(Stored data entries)
•••••

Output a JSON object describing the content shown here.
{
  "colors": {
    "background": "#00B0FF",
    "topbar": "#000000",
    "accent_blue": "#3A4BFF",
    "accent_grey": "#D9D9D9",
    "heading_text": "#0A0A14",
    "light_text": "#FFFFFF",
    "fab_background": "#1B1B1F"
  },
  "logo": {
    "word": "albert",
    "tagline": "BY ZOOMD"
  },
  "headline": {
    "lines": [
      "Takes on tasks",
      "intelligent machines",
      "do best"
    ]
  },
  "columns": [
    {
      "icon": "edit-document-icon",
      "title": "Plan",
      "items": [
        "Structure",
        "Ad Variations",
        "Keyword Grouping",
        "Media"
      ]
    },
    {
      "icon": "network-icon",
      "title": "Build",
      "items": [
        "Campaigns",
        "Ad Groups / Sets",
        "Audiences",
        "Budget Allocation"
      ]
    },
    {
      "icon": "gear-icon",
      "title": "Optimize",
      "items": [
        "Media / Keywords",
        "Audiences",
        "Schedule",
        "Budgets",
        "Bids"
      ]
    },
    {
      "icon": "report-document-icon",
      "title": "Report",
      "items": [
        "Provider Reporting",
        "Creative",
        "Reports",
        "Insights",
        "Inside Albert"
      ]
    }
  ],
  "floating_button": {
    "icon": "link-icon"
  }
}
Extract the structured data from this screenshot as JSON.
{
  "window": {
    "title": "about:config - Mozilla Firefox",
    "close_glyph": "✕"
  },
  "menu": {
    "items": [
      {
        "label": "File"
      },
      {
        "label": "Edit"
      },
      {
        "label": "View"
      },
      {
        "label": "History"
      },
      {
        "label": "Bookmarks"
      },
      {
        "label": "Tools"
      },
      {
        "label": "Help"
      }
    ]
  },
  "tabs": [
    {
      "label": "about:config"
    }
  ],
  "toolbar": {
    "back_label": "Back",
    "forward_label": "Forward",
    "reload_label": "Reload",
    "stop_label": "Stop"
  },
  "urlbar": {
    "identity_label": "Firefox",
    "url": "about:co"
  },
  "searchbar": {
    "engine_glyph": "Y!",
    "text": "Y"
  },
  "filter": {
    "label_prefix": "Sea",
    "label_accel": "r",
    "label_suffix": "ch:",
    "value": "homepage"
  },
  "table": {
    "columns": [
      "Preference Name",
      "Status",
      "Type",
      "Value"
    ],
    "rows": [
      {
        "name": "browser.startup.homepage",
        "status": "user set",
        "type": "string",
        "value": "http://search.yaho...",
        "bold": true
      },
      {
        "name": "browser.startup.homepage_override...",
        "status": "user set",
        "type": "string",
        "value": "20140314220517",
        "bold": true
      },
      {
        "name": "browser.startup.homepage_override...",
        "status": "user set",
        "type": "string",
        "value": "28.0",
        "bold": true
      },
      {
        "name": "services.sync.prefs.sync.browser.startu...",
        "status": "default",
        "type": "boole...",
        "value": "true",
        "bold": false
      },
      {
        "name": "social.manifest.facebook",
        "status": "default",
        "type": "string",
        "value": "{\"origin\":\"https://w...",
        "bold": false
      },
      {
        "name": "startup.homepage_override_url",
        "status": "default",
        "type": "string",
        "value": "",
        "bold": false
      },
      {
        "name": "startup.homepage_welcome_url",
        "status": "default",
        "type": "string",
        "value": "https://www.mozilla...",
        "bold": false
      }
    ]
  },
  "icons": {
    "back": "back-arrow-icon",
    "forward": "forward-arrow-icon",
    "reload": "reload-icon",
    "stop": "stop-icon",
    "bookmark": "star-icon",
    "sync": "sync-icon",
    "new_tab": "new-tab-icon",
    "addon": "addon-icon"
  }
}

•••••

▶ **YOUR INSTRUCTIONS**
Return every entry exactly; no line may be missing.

▶ **RESULT OF THIS EXERCISE**
Output a JSON object describing the content shown here.
{
  "colors": {
    "background": "#00B0FF",
    "topbar": "#000000",
    "accent_blue": "#3A4BFF",
    "accent_grey": "#D9D9D9",
    "heading_text": "#0A0A14",
    "light_text": "#FFFFFF",
    "fab_background": "#1B1B1F"
  },
  "logo": {
    "word": "albert",
    "tagline": "BY ZOOMD"
  },
  "headline": {
    "lines": [
      "Takes on tasks",
      "intelligent machines",
      "do best"
    ]
  },
  "columns": [
    {
      "icon": "edit-document-icon",
      "title": "Plan",
      "items": [
        "Structure",
        "Ad Variations",
        "Keyword Grouping",
        "Media"
      ]
    },
    {
      "icon": "network-icon",
      "title": "Build",
      "items": [
        "Campaigns",
        "Ad Groups / Sets",
        "Audiences",
        "Budget Allocation"
      ]
    },
    {
      "icon": "gear-icon",
      "title": "Optimize",
      "items": [
        "Media / Keywords",
        "Audiences",
        "Schedule",
        "Budgets",
        "Bids"
      ]
    },
    {
      "icon": "report-document-icon",
      "title": "Report",
      "items": [
        "Provider Reporting",
        "Creative",
        "Reports",
        "Insights",
        "Inside Albert"
      ]
    }
  ],
  "floating_button": {
    "icon": "link-icon"
  }
}
Extract the structured data from this screenshot as JSON.
{
  "window": {
    "title": "about:config - Mozilla Firefox",
    "close_glyph": "✕"
  },
  "menu": {
    "items": [
      {
        "label": "File"
      },
      {
        "label": "Edit"
      },
      {
        "label": "View"
      },
      {
        "label": "History"
      },
      {
        "label": "Bookmarks"
      },
      {
        "label": "Tools"
      },
      {
        "label": "Help"
      }
    ]
  },
  "tabs": [
    {
      "label": "about:config"
    }
  ],
  "toolbar": {
    "back_label": "Back",
    "forward_label": "Forward",
    "reload_label": "Reload",
    "stop_label": "Stop"
  },
  "urlbar": {
    "identity_label": "Firefox",
    "url": "about:co"
  },
  "searchbar": {
    "engine_glyph": "Y!",
    "text": "Y"
  },
  "filter": {
    "label_prefix": "Sea",
    "label_accel": "r",
    "label_suffix": "ch:",
    "value": "homepage"
  },
  "table": {
    "columns": [
      "Preference Name",
      "Status",
      "Type",
      "Value"
    ],
    "rows": [
      {
        "name": "browser.startup.homepage",
        "status": "user set",
        "type": "string",
        "value": "http://search.yaho...",
        "bold": true
      },
      {
        "name": "browser.startup.homepage_override...",
        "status": "user set",
        "type": "string",
        "value": "20140314220517",
        "bold": true
      },
      {
        "name": "browser.startup.homepage_override...",
        "status": "user set",
        "type": "string",
        "value": "28.0",
        "bold": true
      },
      {
        "name": "services.sync.prefs.sync.browser.startu...",
        "status": "default",
        "type": "boole...",
        "value": "true",
        "bold": false
      },
      {
        "name": "social.manifest.facebook",
        "status": "default",
        "type": "string",
        "value": "{\"origin\":\"https://w...",
        "bold": false
      },
      {
        "name": "startup.homepage_override_url",
        "status": "default",
        "type": "string",
        "value": "",
        "bold": false
      },
      {
        "name": "startup.homepage_welcome_url",
        "status": "default",
        "type": "string",
        "value": "https://www.mozilla...",
        "bold": false
      }
    ]
  },
  "icons": {
    "back": "back-arrow-icon",
    "forward": "forward-arrow-icon",
    "reload": "reload-icon",
    "stop": "stop-icon",
    "bookmark": "star-icon",
    "sync": "sync-icon",
    "new_tab": "new-tab-icon",
    "addon": "addon-icon"
  }
}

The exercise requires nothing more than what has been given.